This is one of those recipes where you can use any ground meat and still end up with a tasty sauce. You can use beef, buffalo, pork, chicken, turkey, veal, ostrich, or sausage or any other ground meat or combination of meats you can think of.
There are many ways to julienne vegetables. If you have divine knife skills, you need nothing more than a sharp knife and a cutting board. The chef or gourmet cook probably uses a mandoline – a very sharp and scary instrument that sits in my closet, never used. There are many types of mandolines varying in price from a few hundred for the classic stainless steel ones to $20 for a plastic one. Of the less expensive mandolines, I prefer the box type mandoline because it collects the shredded item in an attached container (box). If you are interested in the box model, Amazon is including 2 ebooks and a video in the $19.99 price…and BTW I couldn’t resist and bought one just now when I went to find a link for you! Okay, so let’s say I LOVE this mandoline, what about the julienner I writing about in this post. Will I still LOVE it?

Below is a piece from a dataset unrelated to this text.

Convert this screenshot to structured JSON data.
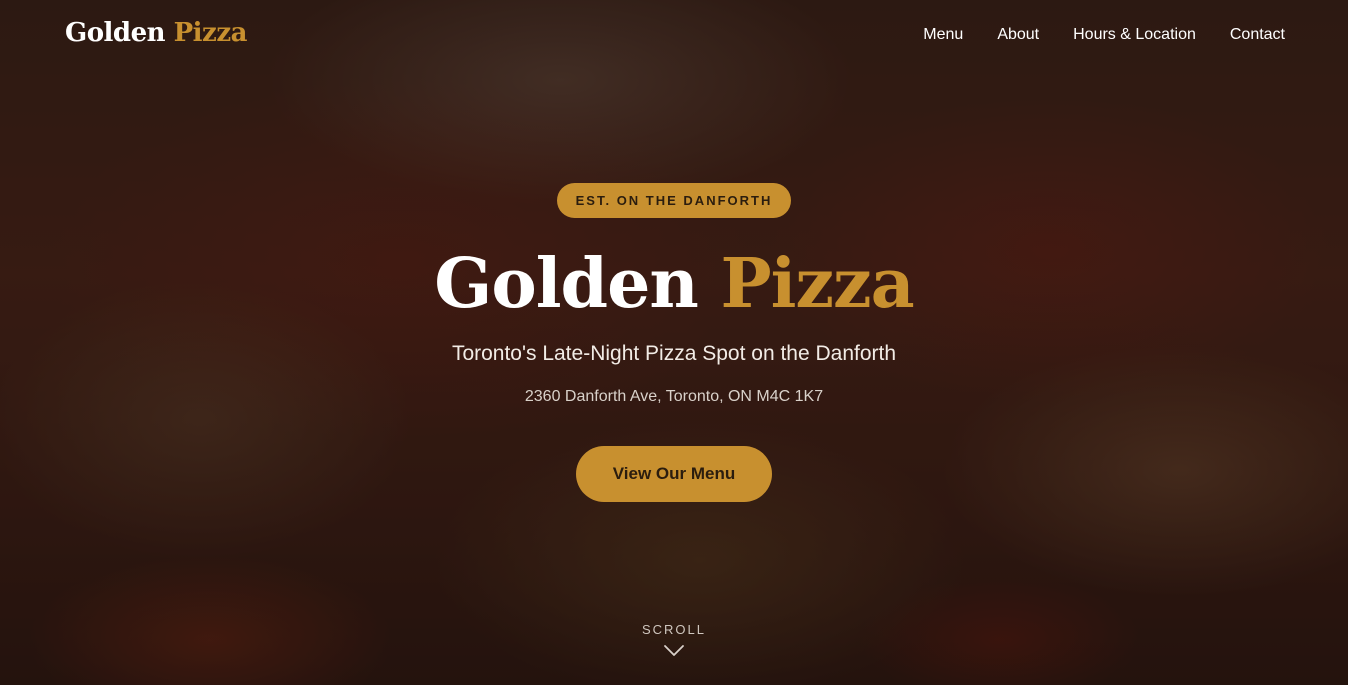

I think the answer is yes. Yes, because it’s small and doesn’t take up much storage space. Yes, because you don’t have to clean a bunch of parts just to julienne one zucchini. Yes, because it does an awesome job and for zucchini it makes really long shreds and I won’t know about the box mandoline until I get mine and try it.
So let’s talk about Zucchetti aka Zucchini Spaghetti. As you can see, it’s long thin strands of zucchini, cooked and used instead of spaghetti. It surprises me to tell you that I prefer zucchetti to spaghetti. The lightness and freshness of the flavor makes real spaghetti seem clunky and heavy in comparison.
Be sure to saute the zucchetti just long enough for it to be softened. Over cooking it tends to make the strands collapse into each other…still edible but less appealing. You can saute it in olive oil and garlic for a simple dish. Or you can add any sauce that you usually like on pasta. I find meat sauce (recipe coming next week) my favorite but pesto or mushrooms are also delish.